The IFS said the government's budget targets had lost credibility and it was now set to spend nearly as much on day-to-day public services as planned by the opposition Labour Party before an election in 2017, promises which drew criticism from the ruling Conservative Party. Chancellor Sajid Javid has announced that the government is reviewing its fiscal rules. "In so doing, we will retain a fiscal anchor to public spending so that decisions are taken with a view to the long-term sustainability of the public finances".
French president Emmanuel Macron told United Kingdom prime minister Boris Johnson that the remaining 27 European Union members will make their decision by the end of the week after they discuss whether a proposed Brexit deal can "respect" the bloc's principles and is likely to be passed through parliament.
On any ordinary scale they do matter - an annual deficit heading back up towards £100bn, and national debt closer to 90% of GDP for the first time in half a century.
Even without Brexit, Britain was likely to have to raise tax rates to fund the cost of pensions and public healthcare for an ageing population, it said.
Farmers are going to feel betrayed by this Government's failure to act now in making sure that all that can be done is being done to help mitigate the damaging effects of a no-deal Brexit.

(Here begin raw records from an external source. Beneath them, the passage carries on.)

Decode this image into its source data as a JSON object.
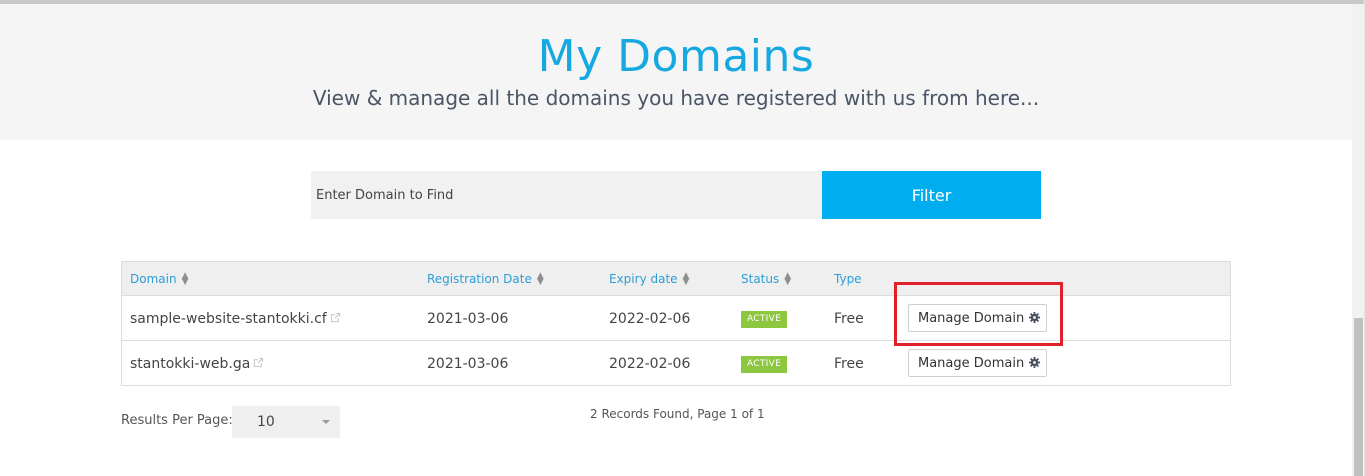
{
  "header": {
    "title": "My Domains",
    "subtitle": "View & manage all the domains you have registered with us from here..."
  },
  "search": {
    "placeholder": "Enter Domain to Find",
    "filter_label": "Filter"
  },
  "table": {
    "columns": [
      "Domain",
      "Registration Date",
      "Expiry date",
      "Status",
      "Type"
    ],
    "rows": [
      {
        "domain": "sample-website-stantokki.cf",
        "registration_date": "2021-03-06",
        "expiry_date": "2022-02-06",
        "status": "ACTIVE",
        "type": "Free",
        "action": "Manage Domain"
      },
      {
        "domain": "stantokki-web.ga",
        "registration_date": "2021-03-06",
        "expiry_date": "2022-02-06",
        "status": "ACTIVE",
        "type": "Free",
        "action": "Manage Domain"
      }
    ]
  },
  "pagination": {
    "results_per_page_label": "Results Per Page:",
    "results_per_page_value": "10",
    "records_text": "2 Records Found, Page 1 of 1"
  },
  "colors": {
    "accent": "#00aeef",
    "title": "#16a9e1",
    "status_active": "#8dc63f",
    "highlight": "#e0202a"
  },
  "icons": {
    "sort": "sort-icon",
    "external_link": "external-link-icon",
    "manage": "gear-icon",
    "select": "chevron-down-icon"
  }
}
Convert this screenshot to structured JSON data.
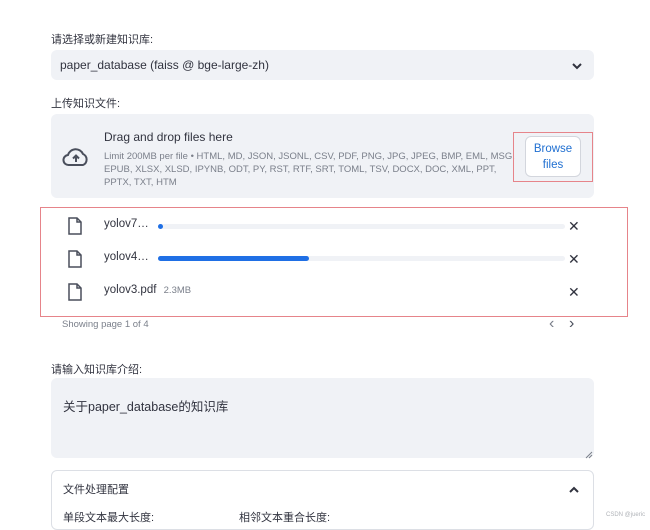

The think-tank projected that an increase in public spending in 2020 may be followed by an economic downturn as the government would have to face the consequences of a smaller economy with a larger debt.
Even with a "substantial" easing of monetary and fiscal policy, the British economy is facing two years of stagnation under a no-deal Brexit scenario, according to Citi, which provided analysis for the report.
"It will be crucial that these programmes are temporary: an economy that turns out smaller than expected can, in the long run, support less public spending than expected, not more".
Media captionConfused by Brexit jargon?
A continued delay to Brexit would mean continued uncertainty and very poor growth of only around one per cent a year.
Even if Brexit were called off, the flatlining of business investment in theUnited Kingdom over the past three years would be hard to unwind, Schulz said at a media briefing on Tuesday.
"From a growth perspective, a Brexit deal is a little better, leaving growth at 1.5%, but it would leave no chance of Brexit being cancelled", he said.
Whether - and if so how and when - the United Kingdom leaves the European Union will be perhaps the key determinant of growth over the next few years.